[Provided data]
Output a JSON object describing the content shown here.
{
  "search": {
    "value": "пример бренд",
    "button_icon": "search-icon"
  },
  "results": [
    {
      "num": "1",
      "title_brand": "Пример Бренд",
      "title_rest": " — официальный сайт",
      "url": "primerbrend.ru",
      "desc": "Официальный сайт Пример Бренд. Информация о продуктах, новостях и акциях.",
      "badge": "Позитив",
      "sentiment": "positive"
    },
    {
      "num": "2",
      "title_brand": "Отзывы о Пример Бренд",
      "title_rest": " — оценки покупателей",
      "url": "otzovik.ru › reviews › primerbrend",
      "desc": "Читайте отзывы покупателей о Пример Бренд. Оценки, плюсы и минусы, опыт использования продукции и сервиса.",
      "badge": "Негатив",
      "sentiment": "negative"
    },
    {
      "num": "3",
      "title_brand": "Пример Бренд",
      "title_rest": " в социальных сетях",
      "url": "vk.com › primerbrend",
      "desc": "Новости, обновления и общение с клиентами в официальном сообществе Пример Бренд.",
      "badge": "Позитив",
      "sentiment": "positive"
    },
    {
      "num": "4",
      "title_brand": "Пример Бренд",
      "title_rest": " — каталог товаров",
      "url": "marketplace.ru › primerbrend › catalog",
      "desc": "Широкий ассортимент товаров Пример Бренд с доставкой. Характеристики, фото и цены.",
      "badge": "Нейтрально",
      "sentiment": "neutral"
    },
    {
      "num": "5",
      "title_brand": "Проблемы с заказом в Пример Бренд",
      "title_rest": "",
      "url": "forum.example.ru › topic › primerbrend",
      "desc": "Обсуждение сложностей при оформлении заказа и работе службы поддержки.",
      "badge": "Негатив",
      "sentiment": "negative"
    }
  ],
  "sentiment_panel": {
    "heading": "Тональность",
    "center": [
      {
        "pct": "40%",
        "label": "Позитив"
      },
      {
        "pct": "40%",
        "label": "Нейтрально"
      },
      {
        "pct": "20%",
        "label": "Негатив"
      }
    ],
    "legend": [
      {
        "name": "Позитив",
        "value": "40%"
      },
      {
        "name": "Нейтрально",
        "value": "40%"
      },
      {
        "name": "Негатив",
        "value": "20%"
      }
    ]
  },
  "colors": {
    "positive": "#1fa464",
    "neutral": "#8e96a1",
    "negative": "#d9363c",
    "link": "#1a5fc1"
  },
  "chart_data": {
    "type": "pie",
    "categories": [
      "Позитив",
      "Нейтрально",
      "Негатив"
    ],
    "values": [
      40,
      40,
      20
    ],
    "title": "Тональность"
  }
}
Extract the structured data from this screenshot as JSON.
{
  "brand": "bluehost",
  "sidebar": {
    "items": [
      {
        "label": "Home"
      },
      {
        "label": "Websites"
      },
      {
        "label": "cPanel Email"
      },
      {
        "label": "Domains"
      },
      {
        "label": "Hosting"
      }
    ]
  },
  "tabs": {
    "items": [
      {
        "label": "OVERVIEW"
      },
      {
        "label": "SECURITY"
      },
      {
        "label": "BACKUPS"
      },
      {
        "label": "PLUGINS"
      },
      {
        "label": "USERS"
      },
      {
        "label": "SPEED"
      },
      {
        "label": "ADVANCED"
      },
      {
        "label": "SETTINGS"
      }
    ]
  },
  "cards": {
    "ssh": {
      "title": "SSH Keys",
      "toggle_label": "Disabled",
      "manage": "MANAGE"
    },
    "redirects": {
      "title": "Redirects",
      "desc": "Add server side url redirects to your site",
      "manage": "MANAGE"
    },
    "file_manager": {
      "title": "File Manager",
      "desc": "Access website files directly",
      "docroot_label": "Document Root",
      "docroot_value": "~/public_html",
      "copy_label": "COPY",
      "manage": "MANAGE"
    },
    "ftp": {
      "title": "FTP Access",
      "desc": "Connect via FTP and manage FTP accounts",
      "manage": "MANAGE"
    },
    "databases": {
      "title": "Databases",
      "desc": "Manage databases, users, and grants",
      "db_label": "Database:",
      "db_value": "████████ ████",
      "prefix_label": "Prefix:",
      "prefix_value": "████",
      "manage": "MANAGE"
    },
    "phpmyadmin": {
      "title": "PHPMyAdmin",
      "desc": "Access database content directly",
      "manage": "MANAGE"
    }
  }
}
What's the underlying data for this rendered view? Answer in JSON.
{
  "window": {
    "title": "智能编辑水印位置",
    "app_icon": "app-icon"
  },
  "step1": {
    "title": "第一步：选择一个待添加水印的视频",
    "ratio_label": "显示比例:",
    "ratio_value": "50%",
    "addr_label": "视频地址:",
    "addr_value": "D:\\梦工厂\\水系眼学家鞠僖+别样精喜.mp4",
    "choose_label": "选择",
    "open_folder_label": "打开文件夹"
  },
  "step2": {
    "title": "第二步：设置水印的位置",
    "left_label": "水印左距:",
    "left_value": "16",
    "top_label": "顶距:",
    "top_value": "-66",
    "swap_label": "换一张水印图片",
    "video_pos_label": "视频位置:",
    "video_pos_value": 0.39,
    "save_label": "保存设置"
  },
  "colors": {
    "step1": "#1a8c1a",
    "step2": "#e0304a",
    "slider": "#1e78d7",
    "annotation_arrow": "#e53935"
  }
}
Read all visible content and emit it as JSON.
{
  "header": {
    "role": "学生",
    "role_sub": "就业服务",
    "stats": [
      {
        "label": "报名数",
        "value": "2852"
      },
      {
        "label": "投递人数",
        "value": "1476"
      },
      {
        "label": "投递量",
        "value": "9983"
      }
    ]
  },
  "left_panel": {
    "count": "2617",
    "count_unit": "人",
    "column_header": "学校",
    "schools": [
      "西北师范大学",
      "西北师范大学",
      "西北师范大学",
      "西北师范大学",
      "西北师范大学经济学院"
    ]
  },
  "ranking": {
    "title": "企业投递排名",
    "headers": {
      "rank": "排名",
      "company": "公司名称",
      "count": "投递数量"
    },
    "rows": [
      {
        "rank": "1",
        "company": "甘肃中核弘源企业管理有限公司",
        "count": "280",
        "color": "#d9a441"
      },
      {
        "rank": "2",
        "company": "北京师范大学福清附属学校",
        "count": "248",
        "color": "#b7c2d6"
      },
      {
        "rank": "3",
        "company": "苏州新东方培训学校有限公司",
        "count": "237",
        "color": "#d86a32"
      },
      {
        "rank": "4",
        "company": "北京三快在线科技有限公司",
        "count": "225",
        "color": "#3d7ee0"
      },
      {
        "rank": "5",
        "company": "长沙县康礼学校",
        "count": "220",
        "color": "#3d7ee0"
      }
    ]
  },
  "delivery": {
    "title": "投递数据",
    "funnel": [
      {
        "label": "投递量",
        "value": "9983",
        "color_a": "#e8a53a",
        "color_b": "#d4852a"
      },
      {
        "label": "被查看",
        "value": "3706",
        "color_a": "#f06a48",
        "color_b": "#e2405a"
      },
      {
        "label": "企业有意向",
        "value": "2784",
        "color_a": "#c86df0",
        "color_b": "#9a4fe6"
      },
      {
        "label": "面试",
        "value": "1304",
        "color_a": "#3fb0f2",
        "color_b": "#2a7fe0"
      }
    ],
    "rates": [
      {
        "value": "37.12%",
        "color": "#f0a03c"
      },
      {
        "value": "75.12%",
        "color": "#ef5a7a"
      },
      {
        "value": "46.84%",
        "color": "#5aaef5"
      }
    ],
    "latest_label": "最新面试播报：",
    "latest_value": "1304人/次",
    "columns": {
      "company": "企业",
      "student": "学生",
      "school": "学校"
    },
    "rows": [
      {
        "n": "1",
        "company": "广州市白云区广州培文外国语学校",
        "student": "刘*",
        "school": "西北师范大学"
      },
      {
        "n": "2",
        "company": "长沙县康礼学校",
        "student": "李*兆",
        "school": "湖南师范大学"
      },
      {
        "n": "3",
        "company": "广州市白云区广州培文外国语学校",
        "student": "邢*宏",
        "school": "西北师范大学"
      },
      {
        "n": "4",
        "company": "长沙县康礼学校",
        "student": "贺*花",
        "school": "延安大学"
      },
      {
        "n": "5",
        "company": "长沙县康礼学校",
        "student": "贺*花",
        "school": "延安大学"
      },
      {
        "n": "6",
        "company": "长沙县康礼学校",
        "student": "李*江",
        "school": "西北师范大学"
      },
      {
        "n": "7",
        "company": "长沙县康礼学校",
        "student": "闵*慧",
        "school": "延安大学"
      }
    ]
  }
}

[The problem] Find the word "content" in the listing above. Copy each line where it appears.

[Solution below]
Output a JSON object describing the content shown here.
      "desc": "Access database content directly",
Read all visible content and emit it as JSON.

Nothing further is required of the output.